And then, some time later, you come to another bend in the road where you no longer want to start anything new but not because you still want someone old. You are done with that part. It’s over. And it makes you neither happy nor sad because it’s neither a happy nor a sad realization. It’s just there.

Tuesday, June 20, 2006

In a New York State of Mind

And just when I thought New York had finally faded out of my consciousness and into the majestic mountains that surround me, it's back. The longing.

I wasn't born in NY, it is inarguably not the cleanest, safest or the nicest smelling place in the world and I am not even sure I liked it all the time while I was living there. -- I know I did not like the time I got gum stuck to the bottom of my pants in Times Square. I did not like the time some 6 ft 200 lb guy pushed me out of the way to grab the cab that I had hailed. And I definitely did not like it when after a really long day at work my train got stuck on the tracks due to some mysterious "mechanical problem" for the third time in one week. -- And yet I miss it. What is it about the city? It's like a guy you can't forget except the guy-you-can't-forget does eventually fade from your memory but the city lingers on.

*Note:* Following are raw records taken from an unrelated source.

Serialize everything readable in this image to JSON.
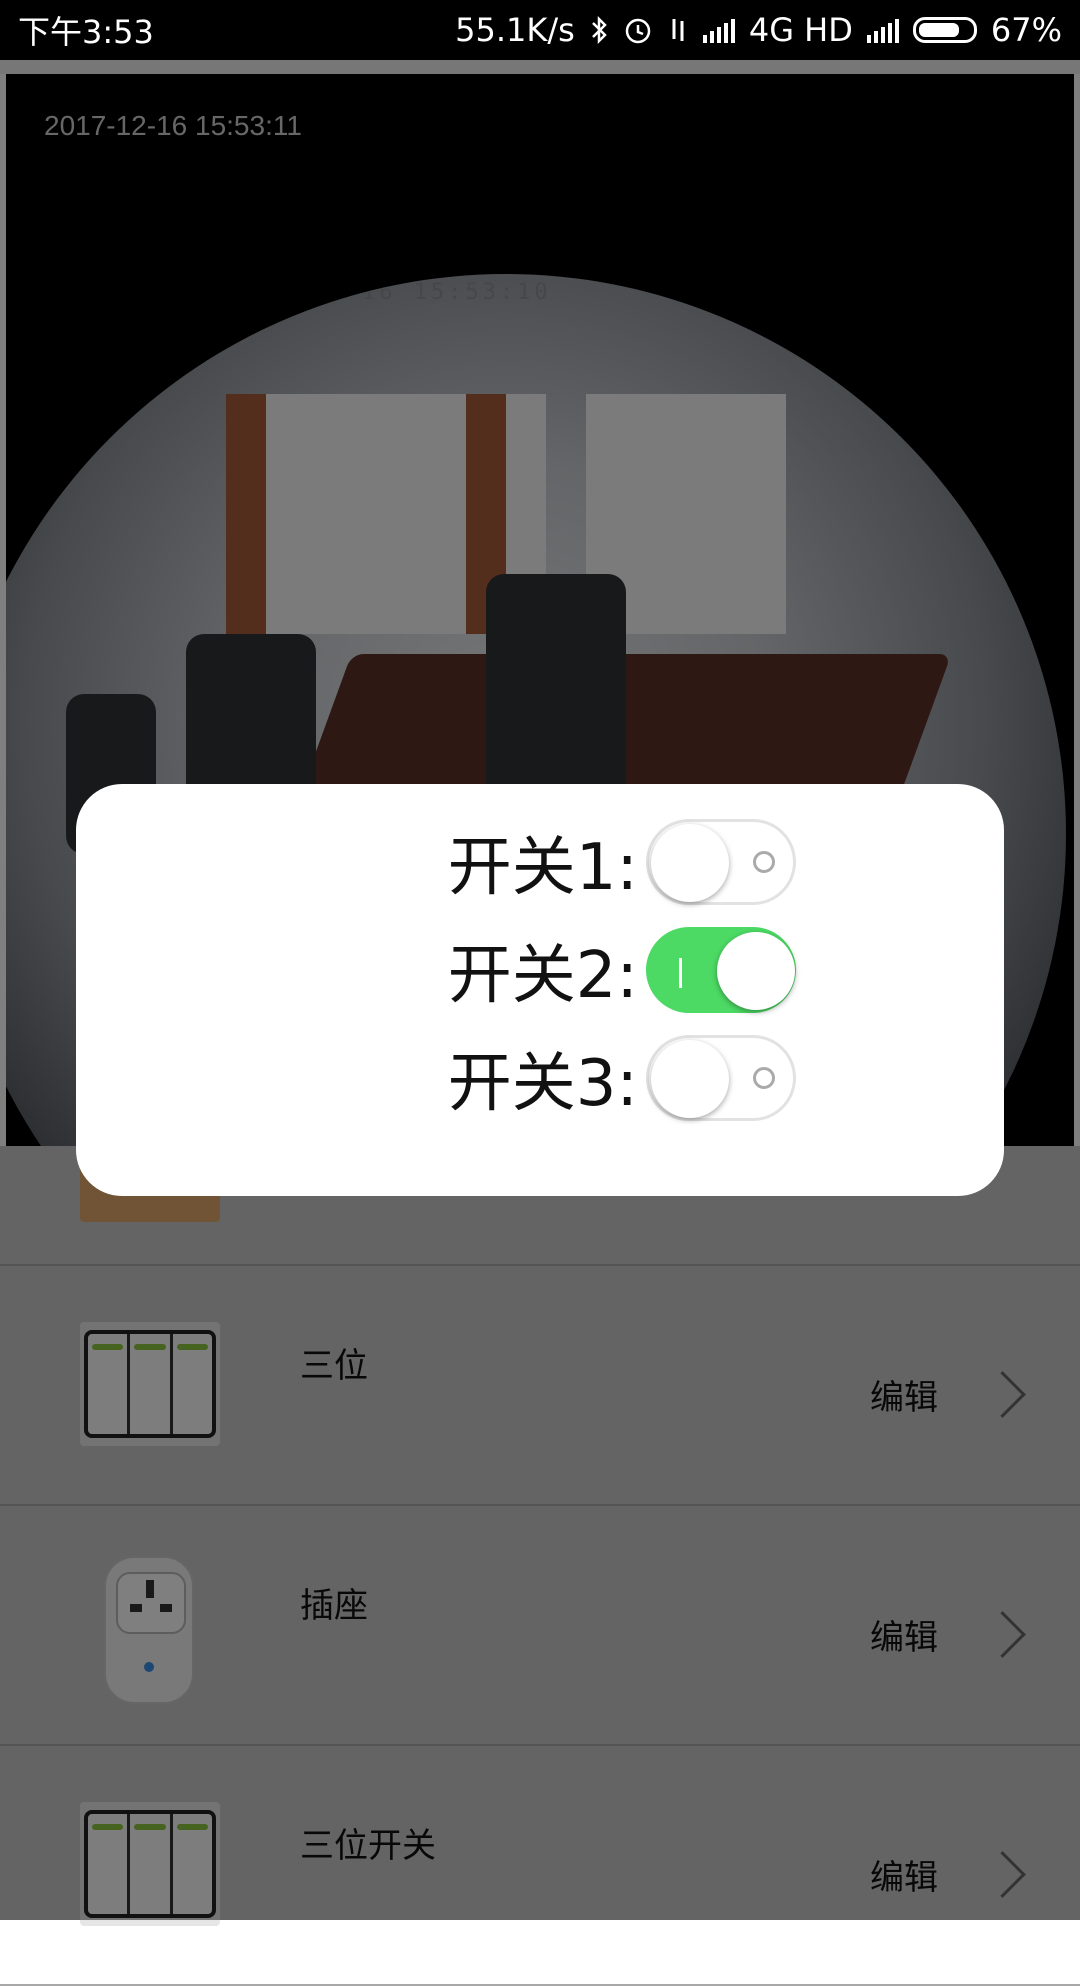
{
  "status_bar": {
    "time": "下午3:53",
    "speed": "55.1K/s",
    "network": "4G HD",
    "battery": "67%"
  },
  "camera": {
    "timestamp_overlay": "2017-12-16 15:53:11",
    "fisheye_timestamp": "2017-12-16 15:53:10"
  },
  "dialog": {
    "switches": [
      {
        "label": "开关1:",
        "on": false
      },
      {
        "label": "开关2:",
        "on": true
      },
      {
        "label": "开关3:",
        "on": false
      }
    ]
  },
  "devices": [
    {
      "name": "三位",
      "edit": "编辑",
      "icon": "three-gang-switch-icon"
    },
    {
      "name": "插座",
      "edit": "编辑",
      "icon": "socket-icon"
    },
    {
      "name": "三位开关",
      "edit": "编辑",
      "icon": "three-gang-switch-icon"
    }
  ]
}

I guess the thing about New York is that you have a sense of belonging that you don't have in other places. Most cities are just places to live while New York can feel like home. And as someone who will never visit her childhood home again because it no longer exists maybe what I really miss is a place to call home. What I have to remember, what I need to remember, is that it's people who make a home, not places.